Check each line of the material below for "Naplánovat" and copy those where it appears.

------------

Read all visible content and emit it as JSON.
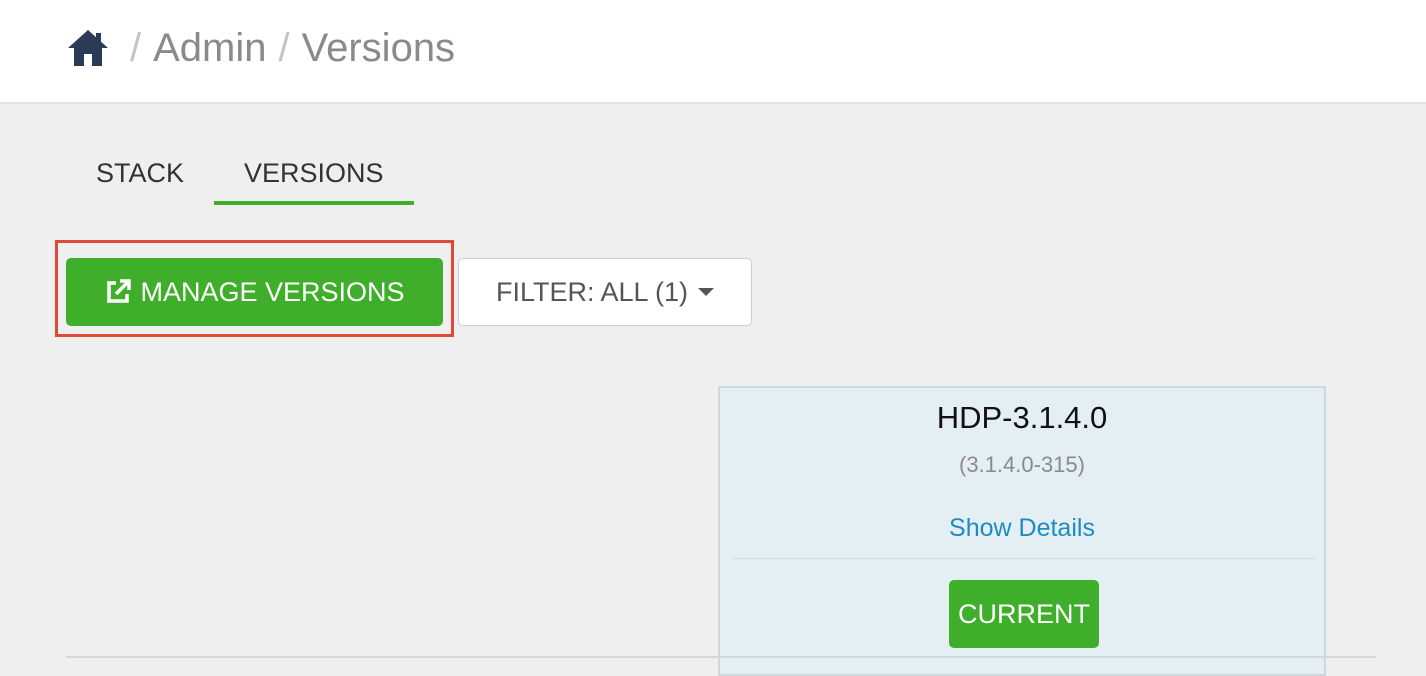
{
  "breadcrumb": {
    "home_icon": "home-icon",
    "separator": "/",
    "items": [
      "Admin",
      "Versions"
    ]
  },
  "tabs": [
    {
      "label": "STACK",
      "active": false
    },
    {
      "label": "VERSIONS",
      "active": true
    }
  ],
  "toolbar": {
    "manage_label": "MANAGE VERSIONS",
    "manage_icon": "external-link-icon",
    "filter_label": "FILTER: ALL (1)"
  },
  "version_card": {
    "name": "HDP-3.1.4.0",
    "build": "(3.1.4.0-315)",
    "details_link": "Show Details",
    "status_label": "CURRENT"
  },
  "colors": {
    "accent_green": "#3fae2a",
    "link_blue": "#1e8bc3",
    "highlight_red": "#e04a34",
    "card_bg": "#e4eff4"
  }
}
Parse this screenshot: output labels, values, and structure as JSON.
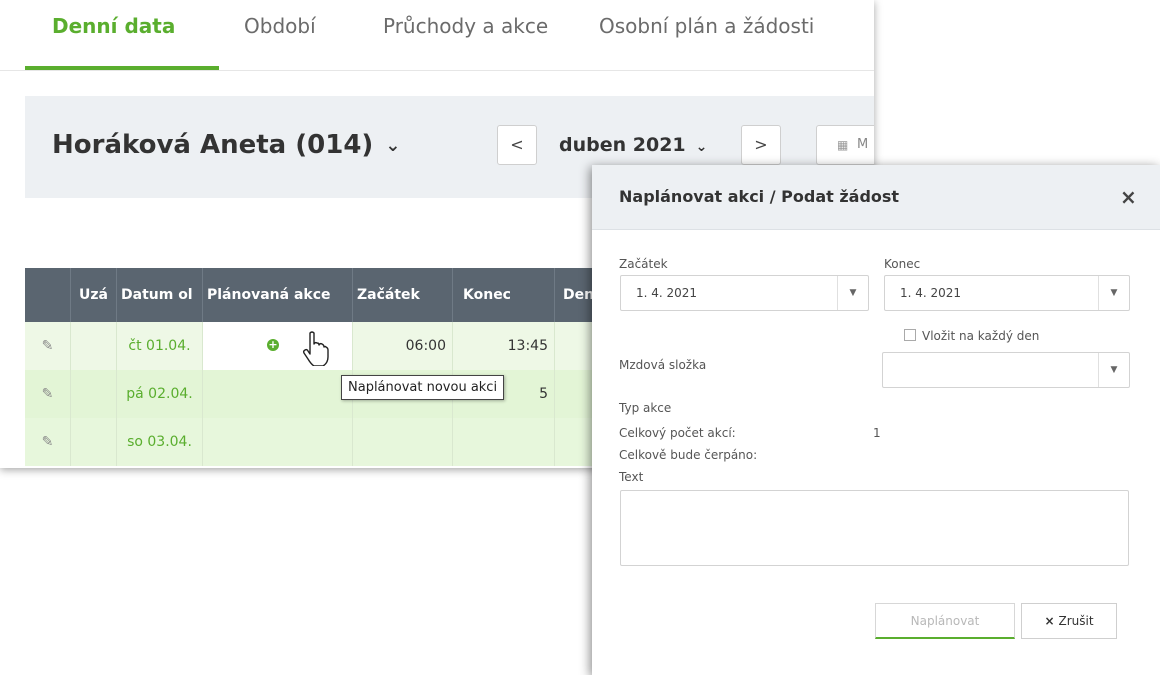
{
  "tabs": [
    {
      "label": "Denní data"
    },
    {
      "label": "Období"
    },
    {
      "label": "Průchody a akce"
    },
    {
      "label": "Osobní plán a žádosti"
    }
  ],
  "header": {
    "person": "Horáková Aneta (014)",
    "prev": "<",
    "month": "duben 2021",
    "next": ">",
    "calendar_btn": "M"
  },
  "table": {
    "columns": [
      "",
      "Uzá",
      "Datum ol",
      "Plánovaná akce",
      "Začátek",
      "Konec",
      "Den"
    ],
    "rows": [
      {
        "date": "čt 01.04.",
        "start": "06:00",
        "end": "13:45"
      },
      {
        "date": "pá 02.04.",
        "start": "",
        "end": "5"
      },
      {
        "date": "so 03.04.",
        "start": "",
        "end": ""
      }
    ]
  },
  "tooltip": "Naplánovat novou akci",
  "modal": {
    "title": "Naplánovat akci / Podat žádost",
    "close": "×",
    "start_label": "Začátek",
    "start_value": "1. 4. 2021",
    "end_label": "Konec",
    "end_value": "1. 4. 2021",
    "every_day_label": "Vložit na každý den",
    "wage_label": "Mzdová složka",
    "wage_value": "",
    "action_type_label": "Typ akce",
    "total_label": "Celkový počet akcí:",
    "total_value": "1",
    "draw_label": "Celkově bude čerpáno:",
    "text_label": "Text",
    "plan_button": "Naplánovat",
    "cancel_button": "Zrušit",
    "cancel_icon": "×"
  },
  "colors": {
    "accent": "#5aae2e",
    "table_header": "#5a6570",
    "row_green": "#e7f7dc",
    "band": "#edf0f3"
  }
}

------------

▸ **Task response**:
  "tooltip": "Naplánovat novou akci",
    "title": "Naplánovat akci / Podat žádost",
    "plan_button": "Naplánovat",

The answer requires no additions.